Molly Peacock was born in Buffalo, New York, in 1947 into a working-class family in which signals were unclear and life was unpredictable. Her father, Edward Frank Peacock, was a charming but unreliable alcoholic, and her mother, Pauline Wright Peacock, was a churchgoing Baptist. As the first child, Molly found herself in the impossible situation of trying to bring order to their chaotic home and to nurture her younger sister. Summer visits with her grandmother in the country allowed her the peace and space to find her gift for writing, and she sent her grandmother her first work.

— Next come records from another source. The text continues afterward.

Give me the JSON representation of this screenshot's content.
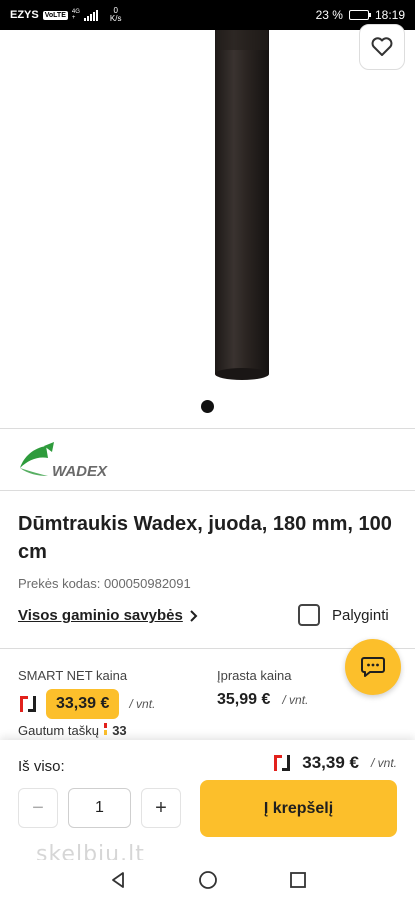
{
  "status_bar": {
    "carrier": "EZYS",
    "volte": "VoLTE",
    "network_top": "4G",
    "network_bottom": "+",
    "speed_value": "0",
    "speed_unit": "K/s",
    "battery": "23 %",
    "battery_level": 0.23,
    "time": "18:19"
  },
  "product": {
    "image_dots": 1,
    "brand_name": "WADEX",
    "title": "Dūmtraukis Wadex, juoda, 180 mm, 100 cm",
    "code": "Prekės kodas: 000050982091",
    "features_link": "Visos gaminio savybės",
    "compare_label": "Palyginti"
  },
  "pricing": {
    "smart_label": "SMART NET kaina",
    "smart_price": "33,39 €",
    "smart_unit": "/ vnt.",
    "points_label": "Gautum taškų",
    "points_value": "33",
    "regular_label": "Įprasta kaina",
    "regular_price": "35,99 €",
    "regular_unit": "/ vnt."
  },
  "cart": {
    "total_label": "Iš viso:",
    "total_price": "33,39 €",
    "total_unit": "/ vnt.",
    "quantity": "1",
    "minus": "−",
    "plus": "+",
    "add_button": "Į krepšelį"
  },
  "watermark": "skelbiu.lt",
  "colors": {
    "accent": "#fcbf2b",
    "brand_green": "#2e9b3c",
    "brand_gray": "#6a6a6a",
    "logo_red": "#e2211c"
  }
}
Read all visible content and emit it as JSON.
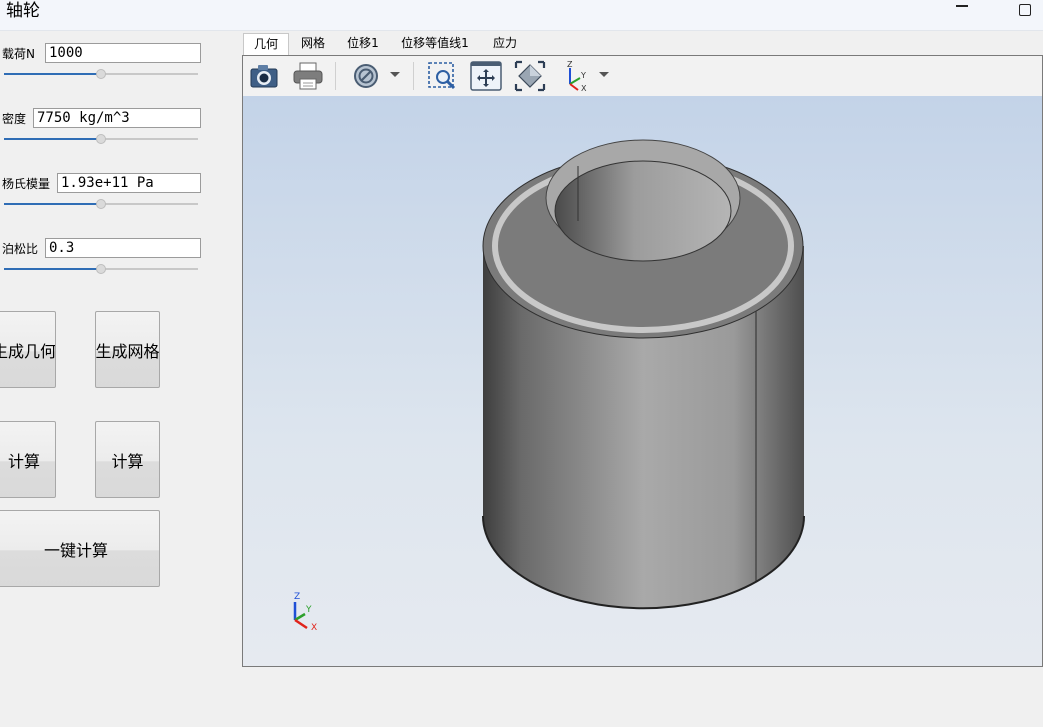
{
  "window": {
    "title": "轴轮"
  },
  "fields": {
    "load": {
      "label": "载荷N",
      "value": "1000",
      "slider": 0.5
    },
    "density": {
      "label": "密度",
      "value": "7750 kg/m^3",
      "slider": 0.5
    },
    "youngs": {
      "label": "杨氏模量",
      "value": "1.93e+11 Pa",
      "slider": 0.5
    },
    "poisson": {
      "label": "泊松比",
      "value": "0.3",
      "slider": 0.5
    }
  },
  "buttons": {
    "gen_geometry": "生成几何",
    "gen_mesh": "生成网格",
    "compute_left": "计算",
    "compute_right": "计算",
    "one_click": "一键计算"
  },
  "tabs": [
    {
      "label": "几何",
      "active": true
    },
    {
      "label": "网格",
      "active": false
    },
    {
      "label": "位移1",
      "active": false
    },
    {
      "label": "位移等值线1",
      "active": false
    },
    {
      "label": "应力",
      "active": false
    }
  ],
  "toolbar": {
    "icons": [
      "camera-icon",
      "print-icon",
      "clip-plane-icon",
      "zoom-box-icon",
      "pan-icon",
      "fit-all-icon",
      "axes-icon"
    ]
  },
  "triad": {
    "z": "Z",
    "y": "Y",
    "x": "X"
  },
  "colors": {
    "accent": "#2f6db5",
    "axis_x": "#e0231b",
    "axis_y": "#2ca02c",
    "axis_z": "#1f4fd6"
  }
}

Writing was Peacock’s key to control and escape. Putting her experiences into poetic patterns allowed Peacock to impose a sort of order on her life, and she continued to write as an undergraduate at the State University of New York at Binghamton. After receiving her B.A. magna cum laude, she continued to write as a fellow at the MacDowell Colony and then at The Johns Hopkins University, where she was a Danforth Fellow and received an M.A. in 1977. After receiving her degree, she accepted several administrative positions before turning to a life as poet and teacher.
She has been writer-in-residence for the Delaware State Council on the Arts and has taught at Hofstra University, Columbia University, Friends Seminary, and elsewhere. Avoiding the usual tenured position of an academic poet in an M.F.A. program, Peacock decided instead to take short teaching engagements in widely different programs, allowing her to make of her career a continual discovery. She settled in New York and Toronto with her husband, Michael Groden.